The term used both by the Song of the Sea and the prayer of Solomon, machon le-shivtecha (a place for you to dwell), appears nowhere else in Tanach. This suggested to Cross and Freedman that Song of the Sea originated as a Temple hymn, written after the building of the Temple by Solomon. This dating removes the problem of the anachronism, and as we shall see solves another problem as well.

Did the Israelites Really Sing this Song?

Chapter 15 of Exodus opens with the phrase:

אָז יָשִׁיר מֹשֶׁה וּבְנֵי יִשְׂרָאֵל אֶת הַשִּׁירָה הַזֹּאת לַי-הוָה
Then Moses and the Israelites sang this song to the Lord.

As James Kugel quips, “How did they know the words?” [3]

Other than pointing to the obvious problem that the Israelites could not spontaneously sing a song they had never before heard, Kugel’s quip points to what seems to be evidence of an editorial insertion. Perhaps, as Cross and Freedman suggest, there was a Temple hymn about some long forgotten event on the high seas (Exodus 15) during which the waters swamped some pursuers, and also a narrative about the escape from Egypt (Exodus 14). Perhaps these two texts were paired by someone for reasons now lost An indication that this interpretation of events is correct can be found in the poem’s first line, which can be read as an explanation for the decision to put the two texts together. That was when, the introductory verse says, this well known song was first recited.[4]

Published

January 14, 2014

|

Last Updated

September 22, 2019

Footnotes

View Footnotes

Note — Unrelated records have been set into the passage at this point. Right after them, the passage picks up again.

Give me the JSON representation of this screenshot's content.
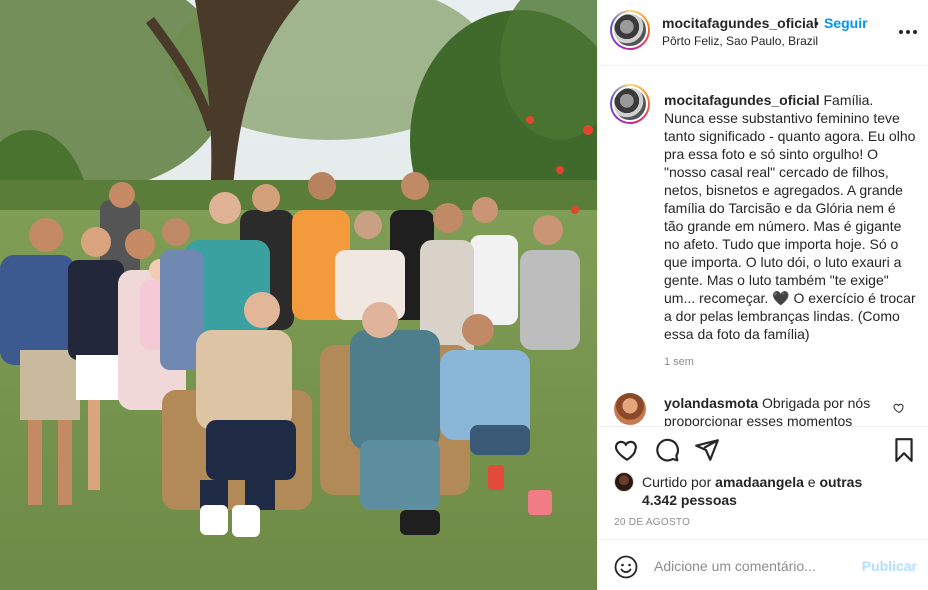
{
  "post": {
    "username": "mocitafagundes_oficial",
    "separator": "•",
    "follow_label": "Seguir",
    "location": "Pôrto Feliz, Sao Paulo, Brazil",
    "more_icon": "more-options-icon"
  },
  "caption": {
    "username": "mocitafagundes_oficial",
    "text": "Família. Nunca esse substantivo feminino teve tanto significado - quanto agora. Eu olho pra essa foto e só sinto orgulho! O \"nosso casal real\" cercado de filhos, netos, bisnetos e agregados. A grande família do Tarcisão e da Glória nem é tão grande em número. Mas é gigante no afeto. Tudo que importa hoje. Só o que importa. O luto dói, o luto exauri a gente. Mas o luto também \"te exige\" um... recomeçar. 🖤 O exercício é trocar a dor pelas lembranças lindas. (Como essa da foto da família)",
    "time": "1 sem"
  },
  "comment": {
    "username": "yolandasmota",
    "text": "Obrigada por nós proporcionar esses momentos"
  },
  "actions": {
    "like_icon": "heart-icon",
    "comment_icon": "comment-icon",
    "share_icon": "share-icon",
    "save_icon": "bookmark-icon"
  },
  "likes": {
    "prefix": "Curtido por",
    "user": "amadaangela",
    "conjunction": "e",
    "others": "outras 4.342 pessoas"
  },
  "date": "20 DE AGOSTO",
  "add_comment": {
    "placeholder": "Adicione um comentário...",
    "publish_label": "Publicar"
  },
  "colors": {
    "accent": "#0095f6",
    "publish_disabled": "#b2dffc",
    "muted": "#8e8e8e",
    "text": "#262626"
  }
}
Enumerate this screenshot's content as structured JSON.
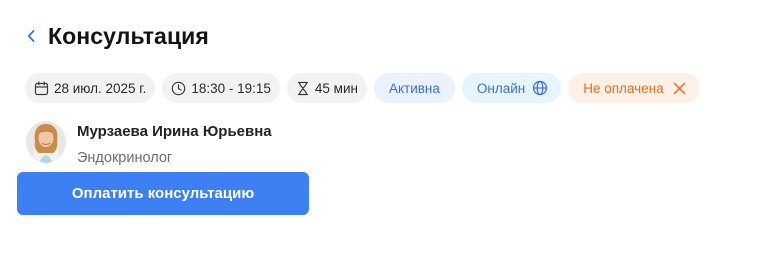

DovBear has been blogging at dovbear.blogspot.com since 2004. A member of  the first generation of Orthodox Jewish bloggers, he has published close to 10,000 posts discussing nearly every Jewish topic and generated over 5 million page views. In 2007 several of his earliest parsha posts were assembled into a book.